WORK TO BE COMPLETED: Leaving out the pictures, reproduce each record exactly and in full.

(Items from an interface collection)
<<<<

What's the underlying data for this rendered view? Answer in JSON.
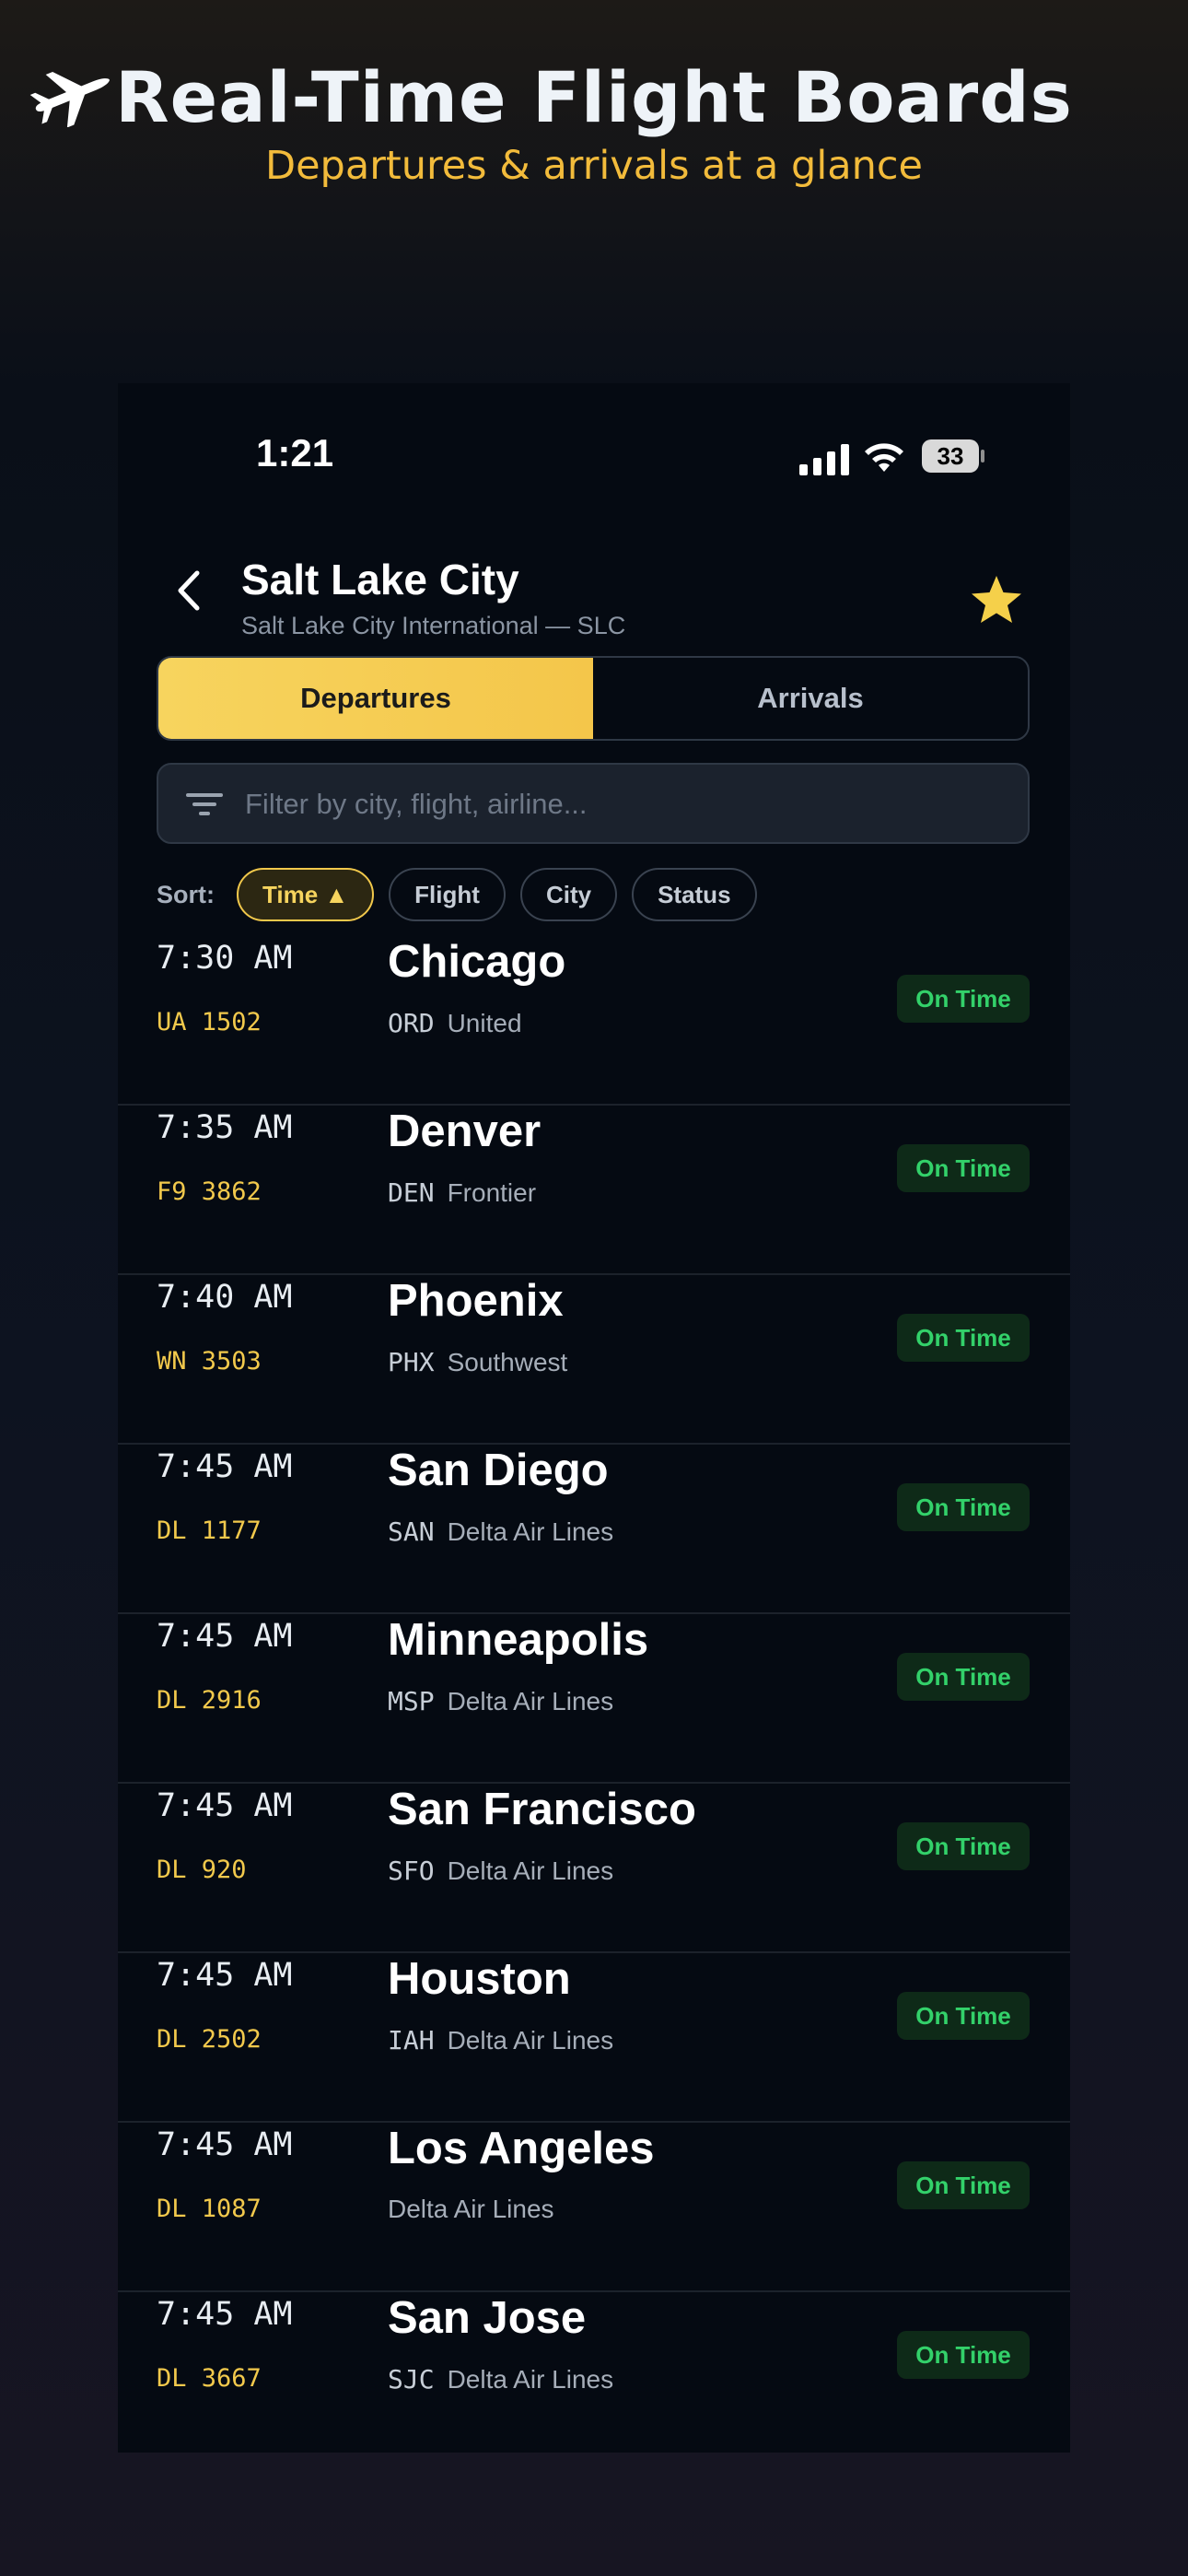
{
  "hero": {
    "title": "Real-Time Flight Boards",
    "subtitle": "Departures & arrivals at a glance"
  },
  "status_bar": {
    "time": "1:21",
    "battery": "33"
  },
  "header": {
    "title": "Salt Lake City",
    "subtitle": "Salt Lake City International — SLC"
  },
  "tabs": {
    "departures": "Departures",
    "arrivals": "Arrivals",
    "active": "Departures"
  },
  "filter": {
    "placeholder": "Filter by city, flight, airline..."
  },
  "sort": {
    "label": "Sort:",
    "options": [
      "Time ▲",
      "Flight",
      "City",
      "Status"
    ],
    "active": "Time ▲"
  },
  "colors": {
    "accent": "#f4c64a",
    "on_time": "#33d16a",
    "background": "#050a12"
  },
  "flights": [
    {
      "time": "7:30 AM",
      "flight": "UA 1502",
      "city": "Chicago",
      "code": "ORD",
      "airline": "United",
      "status": "On Time"
    },
    {
      "time": "7:35 AM",
      "flight": "F9 3862",
      "city": "Denver",
      "code": "DEN",
      "airline": "Frontier",
      "status": "On Time"
    },
    {
      "time": "7:40 AM",
      "flight": "WN 3503",
      "city": "Phoenix",
      "code": "PHX",
      "airline": "Southwest",
      "status": "On Time"
    },
    {
      "time": "7:45 AM",
      "flight": "DL 1177",
      "city": "San Diego",
      "code": "SAN",
      "airline": "Delta Air Lines",
      "status": "On Time"
    },
    {
      "time": "7:45 AM",
      "flight": "DL 2916",
      "city": "Minneapolis",
      "code": "MSP",
      "airline": "Delta Air Lines",
      "status": "On Time"
    },
    {
      "time": "7:45 AM",
      "flight": "DL 920",
      "city": "San Francisco",
      "code": "SFO",
      "airline": "Delta Air Lines",
      "status": "On Time"
    },
    {
      "time": "7:45 AM",
      "flight": "DL 2502",
      "city": "Houston",
      "code": "IAH",
      "airline": "Delta Air Lines",
      "status": "On Time"
    },
    {
      "time": "7:45 AM",
      "flight": "DL 1087",
      "city": "Los Angeles",
      "code": "",
      "airline": "Delta Air Lines",
      "status": "On Time"
    },
    {
      "time": "7:45 AM",
      "flight": "DL 3667",
      "city": "San Jose",
      "code": "SJC",
      "airline": "Delta Air Lines",
      "status": "On Time"
    }
  ]
}
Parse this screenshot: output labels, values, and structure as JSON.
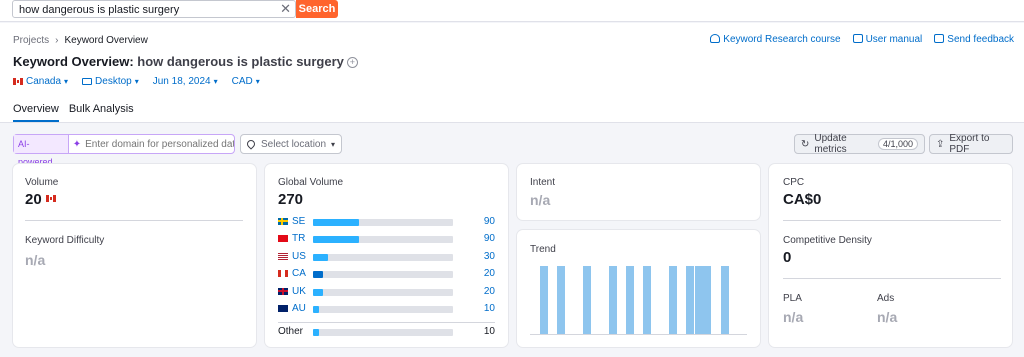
{
  "search": {
    "value": "how dangerous is plastic surgery",
    "button": "Search"
  },
  "breadcrumb": {
    "root": "Projects",
    "current": "Keyword Overview"
  },
  "help_links": [
    "Keyword Research course",
    "User manual",
    "Send feedback"
  ],
  "title": {
    "prefix": "Keyword Overview:",
    "keyword": "how dangerous is plastic surgery"
  },
  "filters": {
    "country": "Canada",
    "device": "Desktop",
    "date": "Jun 18, 2024",
    "currency": "CAD"
  },
  "tabs": [
    "Overview",
    "Bulk Analysis"
  ],
  "toolbar": {
    "ai_badge": "AI-powered",
    "domain_placeholder": "Enter domain for personalized data",
    "location_placeholder": "Select location",
    "update_label": "Update metrics",
    "update_counter": "4/1,000",
    "export_label": "Export to PDF"
  },
  "volume": {
    "label": "Volume",
    "value": "20"
  },
  "kd": {
    "label": "Keyword Difficulty",
    "value": "n/a"
  },
  "global_volume": {
    "label": "Global Volume",
    "value": "270",
    "rows": [
      {
        "code": "SE",
        "value": "90",
        "share": 0.33
      },
      {
        "code": "TR",
        "value": "90",
        "share": 0.33
      },
      {
        "code": "US",
        "value": "30",
        "share": 0.11
      },
      {
        "code": "CA",
        "value": "20",
        "share": 0.07
      },
      {
        "code": "UK",
        "value": "20",
        "share": 0.07
      },
      {
        "code": "AU",
        "value": "10",
        "share": 0.04
      }
    ],
    "other_label": "Other",
    "other_value": "10",
    "other_share": 0.04
  },
  "intent": {
    "label": "Intent",
    "value": "n/a"
  },
  "trend": {
    "label": "Trend",
    "bars": [
      1,
      0,
      1,
      0,
      0,
      1,
      0,
      0,
      1,
      0,
      1,
      0,
      1,
      0,
      0,
      1,
      0,
      1,
      1,
      1,
      0,
      1
    ]
  },
  "cpc": {
    "label": "CPC",
    "value": "CA$0"
  },
  "density": {
    "label": "Competitive Density",
    "value": "0"
  },
  "pla": {
    "label": "PLA",
    "value": "n/a"
  },
  "ads": {
    "label": "Ads",
    "value": "n/a"
  },
  "colors": {
    "accent": "#006dca",
    "search_btn": "#ff642d",
    "bar": "#2bb1ff",
    "trend_bar": "#8ec5ee"
  }
}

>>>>

EXERCISE RESULT:
What's the underlying data for this rendered view? Answer in JSON.
{
  "hero": {
    "title": "Real-Time Flight Boards",
    "subtitle": "Departures & arrivals at a glance"
  },
  "status_bar": {
    "time": "1:21",
    "battery": "33"
  },
  "header": {
    "title": "Salt Lake City",
    "subtitle": "Salt Lake City International — SLC"
  },
  "tabs": {
    "departures": "Departures",
    "arrivals": "Arrivals",
    "active": "Departures"
  },
  "filter": {
    "placeholder": "Filter by city, flight, airline..."
  },
  "sort": {
    "label": "Sort:",
    "options": [
      "Time ▲",
      "Flight",
      "City",
      "Status"
    ],
    "active": "Time ▲"
  },
  "colors": {
    "accent": "#f4c64a",
    "on_time": "#33d16a",
    "background": "#050a12"
  },
  "flights": [
    {
      "time": "7:30 AM",
      "flight": "UA 1502",
      "city": "Chicago",
      "code": "ORD",
      "airline": "United",
      "status": "On Time"
    },
    {
      "time": "7:35 AM",
      "flight": "F9 3862",
      "city": "Denver",
      "code": "DEN",
      "airline": "Frontier",
      "status": "On Time"
    },
    {
      "time": "7:40 AM",
      "flight": "WN 3503",
      "city": "Phoenix",
      "code": "PHX",
      "airline": "Southwest",
      "status": "On Time"
    },
    {
      "time": "7:45 AM",
      "flight": "DL 1177",
      "city": "San Diego",
      "code": "SAN",
      "airline": "Delta Air Lines",
      "status": "On Time"
    },
    {
      "time": "7:45 AM",
      "flight": "DL 2916",
      "city": "Minneapolis",
      "code": "MSP",
      "airline": "Delta Air Lines",
      "status": "On Time"
    },
    {
      "time": "7:45 AM",
      "flight": "DL 920",
      "city": "San Francisco",
      "code": "SFO",
      "airline": "Delta Air Lines",
      "status": "On Time"
    },
    {
      "time": "7:45 AM",
      "flight": "DL 2502",
      "city": "Houston",
      "code": "IAH",
      "airline": "Delta Air Lines",
      "status": "On Time"
    },
    {
      "time": "7:45 AM",
      "flight": "DL 1087",
      "city": "Los Angeles",
      "code": "",
      "airline": "Delta Air Lines",
      "status": "On Time"
    },
    {
      "time": "7:45 AM",
      "flight": "DL 3667",
      "city": "San Jose",
      "code": "SJC",
      "airline": "Delta Air Lines",
      "status": "On Time"
    }
  ]
}
Parse this screenshot: output labels, values, and structure as JSON.
{
  "search": {
    "value": "how dangerous is plastic surgery",
    "button": "Search"
  },
  "breadcrumb": {
    "root": "Projects",
    "current": "Keyword Overview"
  },
  "help_links": [
    "Keyword Research course",
    "User manual",
    "Send feedback"
  ],
  "title": {
    "prefix": "Keyword Overview:",
    "keyword": "how dangerous is plastic surgery"
  },
  "filters": {
    "country": "Canada",
    "device": "Desktop",
    "date": "Jun 18, 2024",
    "currency": "CAD"
  },
  "tabs": [
    "Overview",
    "Bulk Analysis"
  ],
  "toolbar": {
    "ai_badge": "AI-powered",
    "domain_placeholder": "Enter domain for personalized data",
    "location_placeholder": "Select location",
    "update_label": "Update metrics",
    "update_counter": "4/1,000",
    "export_label": "Export to PDF"
  },
  "volume": {
    "label": "Volume",
    "value": "20"
  },
  "kd": {
    "label": "Keyword Difficulty",
    "value": "n/a"
  },
  "global_volume": {
    "label": "Global Volume",
    "value": "270",
    "rows": [
      {
        "code": "SE",
        "value": "90",
        "share": 0.33
      },
      {
        "code": "TR",
        "value": "90",
        "share": 0.33
      },
      {
        "code": "US",
        "value": "30",
        "share": 0.11
      },
      {
        "code": "CA",
        "value": "20",
        "share": 0.07
      },
      {
        "code": "UK",
        "value": "20",
        "share": 0.07
      },
      {
        "code": "AU",
        "value": "10",
        "share": 0.04
      }
    ],
    "other_label": "Other",
    "other_value": "10",
    "other_share": 0.04
  },
  "intent": {
    "label": "Intent",
    "value": "n/a"
  },
  "trend": {
    "label": "Trend",
    "bars": [
      1,
      0,
      1,
      0,
      0,
      1,
      0,
      0,
      1,
      0,
      1,
      0,
      1,
      0,
      0,
      1,
      0,
      1,
      1,
      1,
      0,
      1
    ]
  },
  "cpc": {
    "label": "CPC",
    "value": "CA$0"
  },
  "density": {
    "label": "Competitive Density",
    "value": "0"
  },
  "pla": {
    "label": "PLA",
    "value": "n/a"
  },
  "ads": {
    "label": "Ads",
    "value": "n/a"
  },
  "colors": {
    "accent": "#006dca",
    "search_btn": "#ff642d",
    "bar": "#2bb1ff",
    "trend_bar": "#8ec5ee"
  }
}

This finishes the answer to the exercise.